In the past year, federal courts have addressed challenges to three different state and local “fair share” (or “pay-or-play”) laws. The laws, passed in San Francisco, Suffolk County (New York), and Maryland, require employers to contribute certain minimum amounts toward the health care coverage of their employees. The district courts in all three cases held that the Employee Retirement Income Security Act of 1974 (“ERISA”) preempted each law. But, a split appears to be emerging among some federal appellate courts.
On January 17, 2007, the United States Court of Appeals for the Fourth Circuit upheld a district court decision holding that ERISA preempted the Maryland Fair Share Health Care Fund Act. Retail Indus. Leaders Ass’n v. Fielder, 475 F.3d 180 (4th Cir. 2007) (Fielder II). Almost six months later, on July 14, 2007, the United States District Court for the Eastern District of New York shot down a similar “fair share” health reform law, the Suffolk County Fair Share for Health Care Act. Retail Indus. Leaders Ass’n v. Suffolk County et al., 497 F.Supp.2d 403 (E.D.N.Y. 2007) (Suffolk County). In Suffolk County, the Court relied heavily on the Fourth Circuit’s analysis in Fielder II. Then, on December 26, 2007, the United States District Court for the Northern District of California held that ERISA preempted the San Francisco Health Care Security Ordinance. Golden Gate Rest. Ass’n v. City and County of San Francisco, No. C 06-06997 JSW, 2007 WL 4570521 (N.D. Cal. Dec. 26, 2007) (Golden Gate I). But, the City and County of San Francisco appealed the district court’s decision, and filed a motion for an emergency stay of the decision pending appeal. On January 9, 2008, the United States Court of Appeals for the Ninth Circuit granted that motion, and in doing so strongly suggested that the case was likely to be reversed on appeal. Golden Gate Rest. Ass’n v. City and County of San Francisco, No. 07-17370 (9th Cir. Jan. 9, 2008) (Golden Gate II). With this latest ruling, the San Francisco Health Care Security Ordinance, which had an effective date of January 1, 2008 for employers with 50 or more employees, is now in effect. On February 8, 2008, the Golden Gate Restaurant Association filed an application with the Supreme Court of the United States, asking it to vacate the Ninth Circuit’s order granting the stay. On February 21, 2008, Supreme Court Justice Anthony M. Kennedy, in his capacity as the Circuit Justice for the Ninth Circuit, denied Golden Gate Restaurant Association’s application
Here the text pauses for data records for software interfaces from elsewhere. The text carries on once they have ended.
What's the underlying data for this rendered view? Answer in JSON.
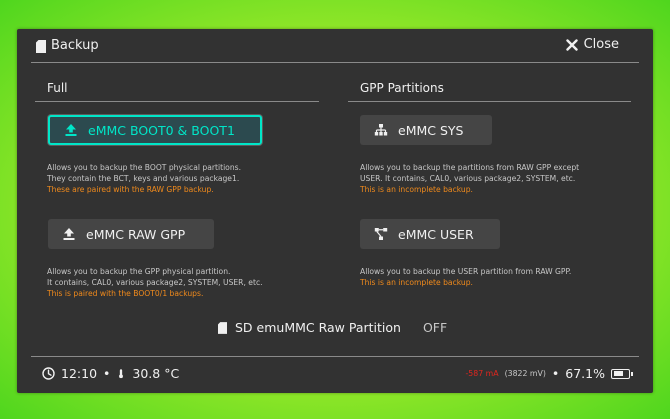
{
  "window": {
    "title": "Backup",
    "close_label": "Close"
  },
  "sections": {
    "full": {
      "title": "Full"
    },
    "gpp": {
      "title": "GPP Partitions"
    }
  },
  "buttons": {
    "boot": {
      "label": "eMMC BOOT0 & BOOT1",
      "icon": "upload-icon",
      "selected": true
    },
    "raw_gpp": {
      "label": "eMMC RAW GPP",
      "icon": "upload-icon"
    },
    "sys": {
      "label": "eMMC SYS",
      "icon": "sitemap-icon"
    },
    "user": {
      "label": "eMMC USER",
      "icon": "network-icon"
    }
  },
  "descriptions": {
    "boot": {
      "line1": "Allows you to backup the BOOT physical partitions.",
      "line2": "They contain the BCT, keys and various package1.",
      "note": "These are paired with the RAW GPP backup."
    },
    "raw_gpp": {
      "line1": "Allows you to backup the GPP physical partition.",
      "line2": "It contains, CAL0, various package2, SYSTEM, USER, etc.",
      "note": "This is paired with the BOOT0/1 backups."
    },
    "sys": {
      "line1": "Allows you to backup the partitions from RAW GPP except",
      "line2": "USER. It contains, CAL0, various package2, SYSTEM, etc.",
      "note": "This is an incomplete backup."
    },
    "user": {
      "line1": "Allows you to backup the USER partition from RAW GPP.",
      "note": "This is an incomplete backup."
    }
  },
  "emummc": {
    "label": "SD emuMMC Raw Partition",
    "state": "OFF"
  },
  "status": {
    "time": "12:10",
    "separator": "•",
    "temperature": "30.8 °C",
    "current": "-587 mA",
    "voltage": "(3822 mV)",
    "battery_percent": "67.1%",
    "battery_level": 0.671
  },
  "colors": {
    "accent": "#00e6c8",
    "warning": "#f08a1c",
    "current": "#e0261e",
    "panel": "#323232",
    "button": "#454545"
  }
}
The attached memorandum discusses the “fair share” laws at issue in these cases, summarizes the various court rulings on those laws, provides a status of each case, and discusses the possible implications of these decisions.